In the second paper (Alm, 2021a), it is proposed that stuttering may be related to a reduction of the peak rate of energy supply to neurons, which could affect specific signaling in the brain. The article is a review of a number of disparate observations of stuttering, which are discussed in relation to the hypothesis of limited energy supply. This includes brain imaging data, EEG data, genetic differences related to the lysosomes and a gene called ARNT2, the risk for effects of early hypoxia, the blood level of nitric oxide, and the role of thiamine. It can here be mentioned that Dr. Shahriar SheikhBahaei, at the NIH, independently also has come to focus on the possible role of energy supply in stuttering, investigating the functions of the astrocytes in animal models.

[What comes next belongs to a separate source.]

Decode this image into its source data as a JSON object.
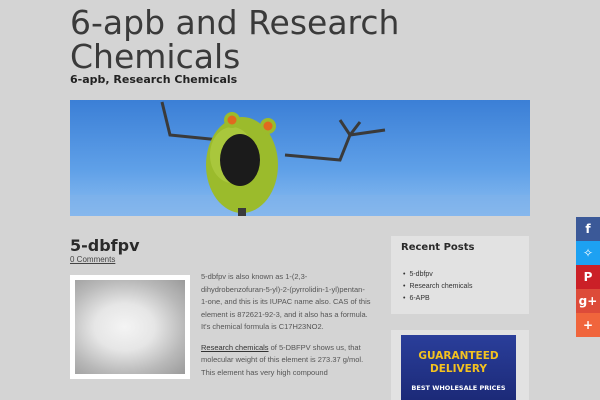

The third paper (Alm, 2021b), is a general review of the functions of the dopamine system and the mechanisms for automatization of movement sequences. Speech and stuttering are discussed briefly in this context. Speech is probably the most strongly automatized motor behavior in humans, and its mechanisms appears to follow the mechanisms for movements in general. Dopamine is the key substance for the initiation of voluntary movement, within the basal ganglia. It also has central roles both for the learning and execution of automatized sequences of movements. Furthermore, the release of dopamine is strongly influenced by motivation, emotions, and the mental activity. Possible mechanisms of stuttering are discussed briefly, and it is proposed that variations of dopamine release constitute the main neural mechanism underlying the variations of stuttering between situations. In other words, the normal dopamine system appears to have the properties required to result in the psychological effects that can be observed in stuttering, even though psychology does not seem to be the basic cause of stuttering.

The series of theory articles is planned to continue, including an article attempting to link and integrate the disparate aspects discussed.

Dr. Per A. Alm currently works at the Department of Neuroscience, Uppsala University, Sweden, and is affiliated with the School of Medicine at the  University of California Riverside.

Alm (2004). Stuttering and the Basal Ganglia circuits. J.Commun.Disord. 37, 325–369.
Alm (2020). Streptococcal Infection as a Major Historical Cause of Stuttering. Front.Hum. Neurosci. 14, 569519.
Alm (2021a). Stuttering: A Disorder of Energy Supply to Neurons? Front.Hum.Neurosci. 15, 662204.
Alm (2021b). The Dopamine System and Automatization of Movement Sequences. Front.Hum.Neurosci. 15, 661880.
Cooperstock (2017). Clinical Management of [PANS]: Infections. J.ChildAdolesc.Psychopharmacol. 27, 594–606.
Frankovich (2017). Clinical Management of [PANS]: Immunomodulatory Therapies. J.ChildAdolesc.Psychopharmacol. 27, 574–593.
Constantino (2018). What Can Stutterers Learn from the Neurodiversity Movement? Semin. Speech Lang. 39, 382–396.
Maguire (2010). Stuttering onset associated with streptococcal infection: a case suggesting stuttering as PANDAS. Ann.Clin.Psychiatry 22, 283–284.
NIH. PANDAS—Questions and Answers.

From the Spring 2022 Magazine